# Homework Help: Electric field around a wire

1. Sep 14, 2010

### Uku

1. The problem statement, all variables and given/known data
I know that around an infinitely long wire with even charge distribution the electric field is expressed as:

$$E=\frac{1}{2\pi\epsilon_{0}}\frac{\lambda}{r}$$ (1)

Where $$\lambda$$ can be expressed as $$\lambda=\frac{dq}{dl}$$

Right, but I want to know where I get this formula from, I mean the E field.

3. The attempt at a solution

So I know that in general:

$$E=\frac{1}{4\pi\epsilon_{0}}\int\frac{\rho}{r^{2}}\widehat{r}dV$$

In my case I don't have volume, I have a thread. I can also forget about the unit vector, since the field is radially pointed outward. The charge is evenly distributed so I can write:
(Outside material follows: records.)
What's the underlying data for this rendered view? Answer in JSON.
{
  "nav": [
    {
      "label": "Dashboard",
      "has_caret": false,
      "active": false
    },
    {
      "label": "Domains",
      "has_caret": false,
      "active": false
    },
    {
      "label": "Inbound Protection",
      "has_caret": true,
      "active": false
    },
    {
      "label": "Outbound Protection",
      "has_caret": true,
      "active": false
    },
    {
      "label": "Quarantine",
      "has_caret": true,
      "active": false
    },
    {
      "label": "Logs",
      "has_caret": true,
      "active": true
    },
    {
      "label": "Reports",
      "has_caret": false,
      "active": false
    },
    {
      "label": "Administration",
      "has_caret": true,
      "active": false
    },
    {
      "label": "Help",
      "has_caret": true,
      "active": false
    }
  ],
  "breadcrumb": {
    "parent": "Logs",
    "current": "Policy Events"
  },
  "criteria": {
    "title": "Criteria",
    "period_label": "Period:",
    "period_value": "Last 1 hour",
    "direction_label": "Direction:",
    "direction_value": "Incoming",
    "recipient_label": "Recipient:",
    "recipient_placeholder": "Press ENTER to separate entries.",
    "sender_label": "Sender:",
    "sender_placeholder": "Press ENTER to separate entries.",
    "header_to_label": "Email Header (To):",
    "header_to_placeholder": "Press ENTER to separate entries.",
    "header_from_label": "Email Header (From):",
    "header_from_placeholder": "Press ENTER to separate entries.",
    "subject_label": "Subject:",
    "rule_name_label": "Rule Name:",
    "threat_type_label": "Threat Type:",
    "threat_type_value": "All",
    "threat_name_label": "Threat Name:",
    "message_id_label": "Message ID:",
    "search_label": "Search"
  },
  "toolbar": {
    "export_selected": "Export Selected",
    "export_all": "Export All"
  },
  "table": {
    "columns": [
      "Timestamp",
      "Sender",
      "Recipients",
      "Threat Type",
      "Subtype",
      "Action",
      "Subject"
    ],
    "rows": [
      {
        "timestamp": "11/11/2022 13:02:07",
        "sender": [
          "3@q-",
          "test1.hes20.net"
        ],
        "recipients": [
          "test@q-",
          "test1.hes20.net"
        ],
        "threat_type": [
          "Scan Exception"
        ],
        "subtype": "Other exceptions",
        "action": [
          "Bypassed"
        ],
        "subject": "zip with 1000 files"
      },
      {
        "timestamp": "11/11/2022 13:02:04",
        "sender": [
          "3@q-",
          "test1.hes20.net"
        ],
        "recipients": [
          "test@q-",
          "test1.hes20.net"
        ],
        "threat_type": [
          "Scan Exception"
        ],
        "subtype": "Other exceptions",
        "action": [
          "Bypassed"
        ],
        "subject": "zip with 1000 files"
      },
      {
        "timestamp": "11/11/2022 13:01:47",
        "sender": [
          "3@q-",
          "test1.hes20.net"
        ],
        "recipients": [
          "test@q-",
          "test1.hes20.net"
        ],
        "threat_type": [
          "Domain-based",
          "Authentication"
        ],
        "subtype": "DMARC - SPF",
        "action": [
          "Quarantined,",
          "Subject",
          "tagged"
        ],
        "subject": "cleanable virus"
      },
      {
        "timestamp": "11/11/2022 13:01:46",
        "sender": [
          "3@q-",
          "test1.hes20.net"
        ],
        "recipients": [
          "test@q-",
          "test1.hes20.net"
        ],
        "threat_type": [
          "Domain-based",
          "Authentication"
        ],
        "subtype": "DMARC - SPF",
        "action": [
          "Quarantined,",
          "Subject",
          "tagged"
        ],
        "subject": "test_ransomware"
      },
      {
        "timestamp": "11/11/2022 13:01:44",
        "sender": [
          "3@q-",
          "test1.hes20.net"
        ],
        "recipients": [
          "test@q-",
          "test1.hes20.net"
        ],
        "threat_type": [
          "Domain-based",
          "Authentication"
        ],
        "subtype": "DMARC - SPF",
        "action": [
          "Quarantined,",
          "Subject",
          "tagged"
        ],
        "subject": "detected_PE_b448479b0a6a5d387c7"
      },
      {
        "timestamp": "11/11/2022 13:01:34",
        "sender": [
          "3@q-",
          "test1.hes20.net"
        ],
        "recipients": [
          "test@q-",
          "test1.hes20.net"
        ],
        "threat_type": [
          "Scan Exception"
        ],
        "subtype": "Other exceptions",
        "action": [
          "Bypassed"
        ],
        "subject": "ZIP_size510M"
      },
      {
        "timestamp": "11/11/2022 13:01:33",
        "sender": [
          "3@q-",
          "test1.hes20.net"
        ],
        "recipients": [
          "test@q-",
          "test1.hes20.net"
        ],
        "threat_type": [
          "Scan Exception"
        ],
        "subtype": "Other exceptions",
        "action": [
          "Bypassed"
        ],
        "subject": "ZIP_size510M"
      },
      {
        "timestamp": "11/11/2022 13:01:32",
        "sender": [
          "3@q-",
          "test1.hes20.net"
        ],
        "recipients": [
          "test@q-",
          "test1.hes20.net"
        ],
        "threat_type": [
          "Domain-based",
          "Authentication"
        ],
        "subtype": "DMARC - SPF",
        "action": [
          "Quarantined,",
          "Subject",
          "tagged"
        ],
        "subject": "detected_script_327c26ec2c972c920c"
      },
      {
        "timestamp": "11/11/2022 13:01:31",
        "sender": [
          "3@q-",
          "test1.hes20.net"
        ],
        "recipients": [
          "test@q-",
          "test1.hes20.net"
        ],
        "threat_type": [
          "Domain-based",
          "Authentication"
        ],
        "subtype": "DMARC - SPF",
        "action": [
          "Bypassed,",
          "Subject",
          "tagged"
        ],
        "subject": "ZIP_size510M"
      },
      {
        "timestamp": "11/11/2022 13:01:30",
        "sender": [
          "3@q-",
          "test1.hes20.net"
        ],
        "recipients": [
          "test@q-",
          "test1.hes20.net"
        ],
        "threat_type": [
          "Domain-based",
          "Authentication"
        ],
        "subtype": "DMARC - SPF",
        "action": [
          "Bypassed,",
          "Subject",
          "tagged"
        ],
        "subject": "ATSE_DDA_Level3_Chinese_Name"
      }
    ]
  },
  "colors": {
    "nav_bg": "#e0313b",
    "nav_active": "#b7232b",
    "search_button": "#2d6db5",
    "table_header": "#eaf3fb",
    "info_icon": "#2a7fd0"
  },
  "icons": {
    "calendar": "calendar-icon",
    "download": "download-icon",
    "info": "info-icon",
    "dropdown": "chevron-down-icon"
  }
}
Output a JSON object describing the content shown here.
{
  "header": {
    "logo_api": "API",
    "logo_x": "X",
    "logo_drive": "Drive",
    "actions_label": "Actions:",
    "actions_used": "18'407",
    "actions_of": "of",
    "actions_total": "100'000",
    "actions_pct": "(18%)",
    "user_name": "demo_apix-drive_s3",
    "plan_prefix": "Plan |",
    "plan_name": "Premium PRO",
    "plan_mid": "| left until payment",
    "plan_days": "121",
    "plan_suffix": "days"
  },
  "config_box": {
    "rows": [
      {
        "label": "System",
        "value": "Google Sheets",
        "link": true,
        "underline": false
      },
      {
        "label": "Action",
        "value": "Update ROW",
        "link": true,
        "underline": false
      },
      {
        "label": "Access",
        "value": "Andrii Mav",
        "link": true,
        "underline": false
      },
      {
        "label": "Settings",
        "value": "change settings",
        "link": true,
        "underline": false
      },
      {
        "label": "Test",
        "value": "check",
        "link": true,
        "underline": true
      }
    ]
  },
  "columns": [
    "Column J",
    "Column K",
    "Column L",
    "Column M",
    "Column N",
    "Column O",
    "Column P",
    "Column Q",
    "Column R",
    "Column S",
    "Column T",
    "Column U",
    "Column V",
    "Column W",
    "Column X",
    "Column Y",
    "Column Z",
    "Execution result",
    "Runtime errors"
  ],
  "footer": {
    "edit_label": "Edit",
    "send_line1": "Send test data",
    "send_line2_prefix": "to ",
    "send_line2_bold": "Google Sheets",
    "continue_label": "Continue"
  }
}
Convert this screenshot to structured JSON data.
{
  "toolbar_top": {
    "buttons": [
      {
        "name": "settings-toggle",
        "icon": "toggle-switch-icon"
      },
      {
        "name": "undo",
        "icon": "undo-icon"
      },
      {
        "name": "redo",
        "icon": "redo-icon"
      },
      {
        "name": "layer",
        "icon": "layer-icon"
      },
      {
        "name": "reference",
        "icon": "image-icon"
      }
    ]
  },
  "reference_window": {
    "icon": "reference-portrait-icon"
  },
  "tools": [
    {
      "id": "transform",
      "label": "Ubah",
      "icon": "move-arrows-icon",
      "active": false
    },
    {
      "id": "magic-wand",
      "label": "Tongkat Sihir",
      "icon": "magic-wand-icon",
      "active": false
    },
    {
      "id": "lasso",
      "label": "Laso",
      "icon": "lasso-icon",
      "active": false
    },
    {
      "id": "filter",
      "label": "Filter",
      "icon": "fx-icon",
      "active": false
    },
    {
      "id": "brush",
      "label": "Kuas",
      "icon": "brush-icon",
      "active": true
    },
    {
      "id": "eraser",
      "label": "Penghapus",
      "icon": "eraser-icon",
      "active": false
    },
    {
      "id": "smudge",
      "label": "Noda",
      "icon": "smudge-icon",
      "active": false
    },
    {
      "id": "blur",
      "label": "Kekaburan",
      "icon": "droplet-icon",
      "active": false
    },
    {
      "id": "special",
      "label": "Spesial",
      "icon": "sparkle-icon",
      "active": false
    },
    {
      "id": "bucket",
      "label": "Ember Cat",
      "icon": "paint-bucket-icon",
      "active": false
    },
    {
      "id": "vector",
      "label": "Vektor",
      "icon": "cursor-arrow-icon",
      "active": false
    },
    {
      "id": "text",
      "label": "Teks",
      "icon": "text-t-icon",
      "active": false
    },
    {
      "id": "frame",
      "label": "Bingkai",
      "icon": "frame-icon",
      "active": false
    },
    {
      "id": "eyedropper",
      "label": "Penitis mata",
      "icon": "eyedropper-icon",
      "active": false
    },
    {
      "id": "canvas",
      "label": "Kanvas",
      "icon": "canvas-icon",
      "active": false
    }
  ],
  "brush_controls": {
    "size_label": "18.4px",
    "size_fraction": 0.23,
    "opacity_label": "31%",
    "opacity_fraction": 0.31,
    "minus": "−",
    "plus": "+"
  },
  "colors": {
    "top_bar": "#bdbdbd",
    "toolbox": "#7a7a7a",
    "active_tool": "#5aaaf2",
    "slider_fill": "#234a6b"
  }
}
$$E=\frac{1}{4\pi\epsilon_{0}}\lambda\int\frac{1}{r^{2}}dL$$

Okay, but now... I can integrate the expression from minus infinity to infinity, but how do I get to that formula (1)

2. Sep 14, 2010

### stevenb

You can find a number of sites that work this out for you. A google search, or even a search here at PF will give you many looks at this problem. Here is one, for example.

http://hyperphysics.phy-astr.gsu.edu/hbase/electric/elelin.html